*What is required*
Below are the records. List every line holding the word "JSON".

*Data section*
━━━━━━━━━━━━━━━━━━━━
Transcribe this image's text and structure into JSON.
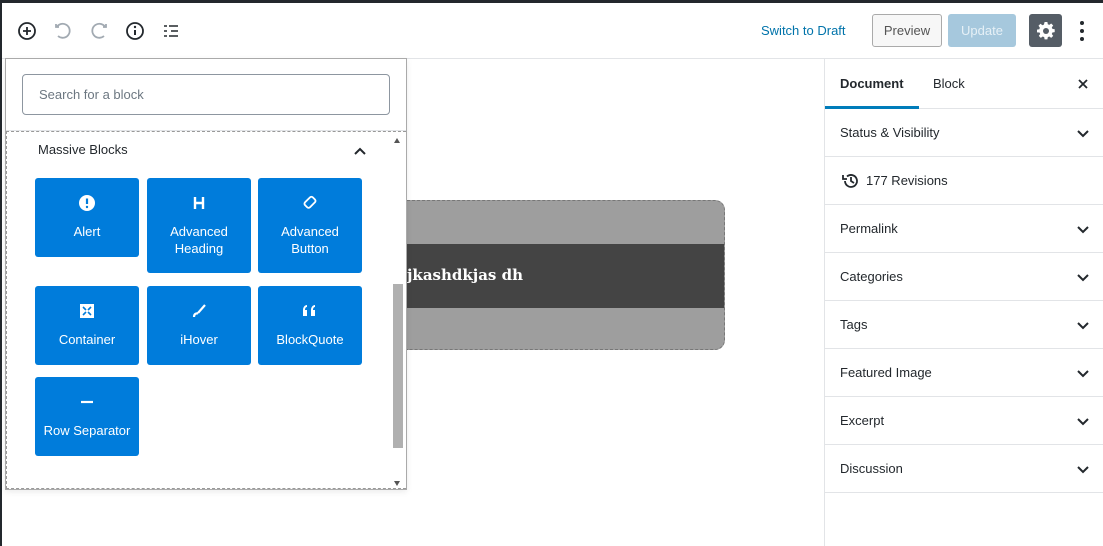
{
  "toolbar": {
    "switch_draft": "Switch to Draft",
    "preview": "Preview",
    "update": "Update"
  },
  "icons": {
    "add": "plus-circle-icon",
    "undo": "undo-icon",
    "redo": "redo-icon",
    "info": "info-icon",
    "outline": "list-view-icon",
    "settings": "gear-icon",
    "more": "more-vertical-icon"
  },
  "colors": {
    "accent": "#007cba",
    "block_tile": "#007cdb",
    "settings_bg": "#555d66",
    "update_disabled": "#a6c8dd"
  },
  "inserter": {
    "search_placeholder": "Search for a block",
    "panel_title": "Massive Blocks",
    "blocks": [
      {
        "label": "Alert",
        "icon": "alert-icon"
      },
      {
        "label": "Advanced Heading",
        "icon": "heading-icon"
      },
      {
        "label": "Advanced Button",
        "icon": "button-icon"
      },
      {
        "label": "Container",
        "icon": "container-icon"
      },
      {
        "label": "iHover",
        "icon": "brush-icon"
      },
      {
        "label": "BlockQuote",
        "icon": "quote-icon"
      },
      {
        "label": "Row Separator",
        "icon": "separator-icon"
      }
    ]
  },
  "canvas": {
    "text": "jkashdkjas dh"
  },
  "sidebar": {
    "tabs": [
      "Document",
      "Block"
    ],
    "revisions": "177 Revisions",
    "rows": [
      "Status & Visibility",
      "Permalink",
      "Categories",
      "Tags",
      "Featured Image",
      "Excerpt",
      "Discussion"
    ]
  }
}
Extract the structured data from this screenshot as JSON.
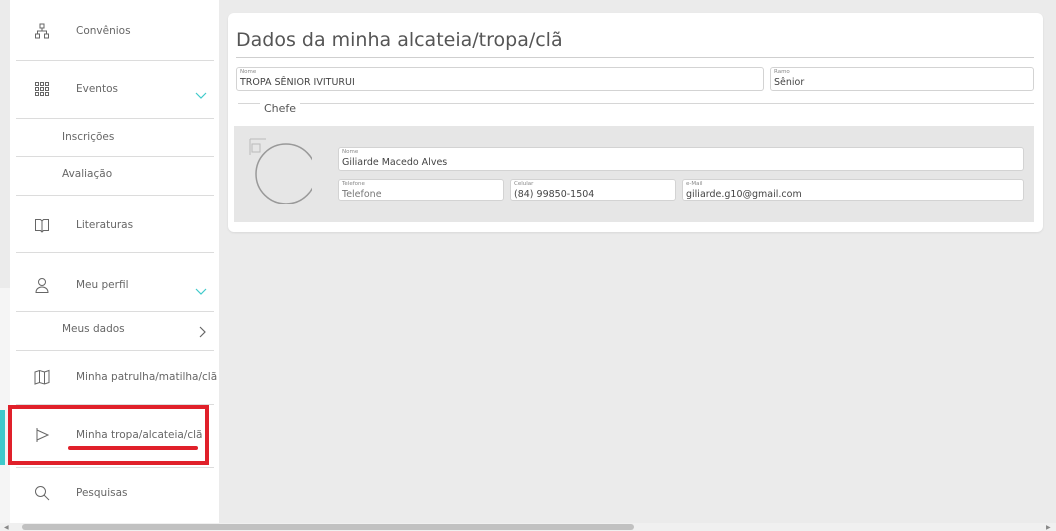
{
  "sidebar": {
    "items": [
      {
        "label": "Convênios",
        "icon": "sitemap-icon"
      },
      {
        "label": "Eventos",
        "icon": "grid-icon"
      },
      {
        "label": "Inscrições"
      },
      {
        "label": "Avaliação"
      },
      {
        "label": "Literaturas",
        "icon": "book-icon"
      },
      {
        "label": "Meu perfil",
        "icon": "user-icon"
      },
      {
        "label": "Meus dados"
      },
      {
        "label": "Minha patrulha/matilha/clã",
        "icon": "map-icon"
      },
      {
        "label": "Minha tropa/alcateia/clã",
        "icon": "flag-icon",
        "active": true
      },
      {
        "label": "Pesquisas",
        "icon": "search-icon"
      }
    ],
    "accent_color": "#3fcacb",
    "highlight_color": "#e0202a"
  },
  "main": {
    "title": "Dados da minha alcateia/tropa/clã",
    "nome": {
      "label": "Nome",
      "value": "TROPA SÊNIOR IVITURUI"
    },
    "ramo": {
      "label": "Ramo",
      "value": "Sênior"
    },
    "chefe": {
      "legend": "Chefe",
      "nome": {
        "label": "Nome",
        "value": "Giliarde Macedo Alves"
      },
      "telefone": {
        "label": "Telefone",
        "placeholder": "Telefone"
      },
      "celular": {
        "label": "Celular",
        "value": "(84) 99850-1504"
      },
      "email": {
        "label": "e-Mail",
        "value": "giliarde.g10@gmail.com"
      }
    }
  }
}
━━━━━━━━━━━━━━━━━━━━
*Result of the task*
Transcribe this image's text and structure into JSON.
Extract the structured data from this screenshot as JSON.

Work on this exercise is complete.